### Problem to work on
What lines in the records below contain the string "time"? Copy every one.

(Data about app and page elements)

──────

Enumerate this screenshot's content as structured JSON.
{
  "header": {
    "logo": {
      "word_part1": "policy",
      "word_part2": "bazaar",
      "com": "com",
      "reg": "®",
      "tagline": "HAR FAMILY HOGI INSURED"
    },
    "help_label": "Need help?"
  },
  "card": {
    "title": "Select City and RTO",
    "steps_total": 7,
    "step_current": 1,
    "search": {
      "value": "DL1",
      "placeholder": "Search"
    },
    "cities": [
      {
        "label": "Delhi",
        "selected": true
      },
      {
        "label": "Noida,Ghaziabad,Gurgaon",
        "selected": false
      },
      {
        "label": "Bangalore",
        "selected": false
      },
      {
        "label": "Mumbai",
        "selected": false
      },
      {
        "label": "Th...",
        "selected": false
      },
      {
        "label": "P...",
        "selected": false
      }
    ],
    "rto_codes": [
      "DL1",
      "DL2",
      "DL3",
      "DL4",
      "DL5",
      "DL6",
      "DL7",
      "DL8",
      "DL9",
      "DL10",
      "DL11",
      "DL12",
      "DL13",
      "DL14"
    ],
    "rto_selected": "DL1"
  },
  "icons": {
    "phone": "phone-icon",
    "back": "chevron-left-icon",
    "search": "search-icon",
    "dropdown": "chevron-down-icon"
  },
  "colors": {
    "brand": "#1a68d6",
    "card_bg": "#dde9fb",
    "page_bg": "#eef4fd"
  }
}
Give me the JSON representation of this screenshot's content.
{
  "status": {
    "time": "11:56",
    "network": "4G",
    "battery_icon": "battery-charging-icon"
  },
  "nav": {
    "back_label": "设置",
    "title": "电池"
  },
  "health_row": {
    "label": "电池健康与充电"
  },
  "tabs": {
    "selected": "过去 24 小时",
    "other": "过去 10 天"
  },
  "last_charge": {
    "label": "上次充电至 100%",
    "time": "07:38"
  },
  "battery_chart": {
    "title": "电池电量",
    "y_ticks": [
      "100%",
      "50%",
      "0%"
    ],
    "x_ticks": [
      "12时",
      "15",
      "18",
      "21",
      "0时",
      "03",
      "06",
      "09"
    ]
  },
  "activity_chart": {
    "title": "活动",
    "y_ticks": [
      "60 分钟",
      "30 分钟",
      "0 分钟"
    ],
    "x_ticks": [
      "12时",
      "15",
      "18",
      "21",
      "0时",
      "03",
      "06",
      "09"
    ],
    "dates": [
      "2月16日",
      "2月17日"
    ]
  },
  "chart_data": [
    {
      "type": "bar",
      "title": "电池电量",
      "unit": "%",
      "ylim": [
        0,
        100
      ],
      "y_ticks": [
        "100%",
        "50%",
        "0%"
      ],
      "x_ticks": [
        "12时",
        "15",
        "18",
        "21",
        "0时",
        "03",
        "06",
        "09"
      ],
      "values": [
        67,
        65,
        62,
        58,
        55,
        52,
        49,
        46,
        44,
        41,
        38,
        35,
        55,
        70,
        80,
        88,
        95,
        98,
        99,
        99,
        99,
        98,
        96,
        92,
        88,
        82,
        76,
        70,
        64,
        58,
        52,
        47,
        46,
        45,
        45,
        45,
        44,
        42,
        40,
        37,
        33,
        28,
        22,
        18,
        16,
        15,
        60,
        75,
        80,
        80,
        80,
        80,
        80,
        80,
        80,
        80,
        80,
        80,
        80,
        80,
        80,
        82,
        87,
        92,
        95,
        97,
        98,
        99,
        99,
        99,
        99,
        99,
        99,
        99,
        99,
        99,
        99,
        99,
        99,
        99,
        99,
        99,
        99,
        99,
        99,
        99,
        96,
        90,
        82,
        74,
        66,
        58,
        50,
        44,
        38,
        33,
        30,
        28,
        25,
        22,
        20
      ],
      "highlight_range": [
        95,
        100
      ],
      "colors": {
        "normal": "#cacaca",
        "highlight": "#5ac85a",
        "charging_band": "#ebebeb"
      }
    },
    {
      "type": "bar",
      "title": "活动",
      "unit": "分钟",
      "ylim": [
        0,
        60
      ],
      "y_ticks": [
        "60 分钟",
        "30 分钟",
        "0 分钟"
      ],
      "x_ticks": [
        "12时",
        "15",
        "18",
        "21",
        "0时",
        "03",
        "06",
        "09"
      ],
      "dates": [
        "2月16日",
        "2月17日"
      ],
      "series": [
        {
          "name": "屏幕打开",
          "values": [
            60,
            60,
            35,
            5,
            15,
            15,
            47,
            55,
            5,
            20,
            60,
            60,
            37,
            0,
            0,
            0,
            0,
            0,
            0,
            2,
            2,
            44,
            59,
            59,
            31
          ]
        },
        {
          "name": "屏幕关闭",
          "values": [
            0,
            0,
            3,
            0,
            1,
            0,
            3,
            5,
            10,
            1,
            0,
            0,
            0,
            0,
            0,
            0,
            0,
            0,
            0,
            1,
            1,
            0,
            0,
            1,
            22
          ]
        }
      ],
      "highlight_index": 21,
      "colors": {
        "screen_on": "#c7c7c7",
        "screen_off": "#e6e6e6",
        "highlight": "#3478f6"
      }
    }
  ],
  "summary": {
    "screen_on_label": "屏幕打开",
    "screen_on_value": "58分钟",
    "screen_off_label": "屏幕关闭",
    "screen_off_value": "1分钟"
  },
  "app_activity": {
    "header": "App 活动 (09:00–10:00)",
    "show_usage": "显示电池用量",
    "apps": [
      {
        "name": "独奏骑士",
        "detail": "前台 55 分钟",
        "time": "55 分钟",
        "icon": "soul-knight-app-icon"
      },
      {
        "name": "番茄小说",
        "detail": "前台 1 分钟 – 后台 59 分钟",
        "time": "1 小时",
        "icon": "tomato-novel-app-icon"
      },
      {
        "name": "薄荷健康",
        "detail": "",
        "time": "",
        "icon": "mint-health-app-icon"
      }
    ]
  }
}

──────

### Response to this exercise
    "time": "11:56",
    "time": "07:38"
        "time": "55 分钟",
        "time": "1 小时",
        "time": "",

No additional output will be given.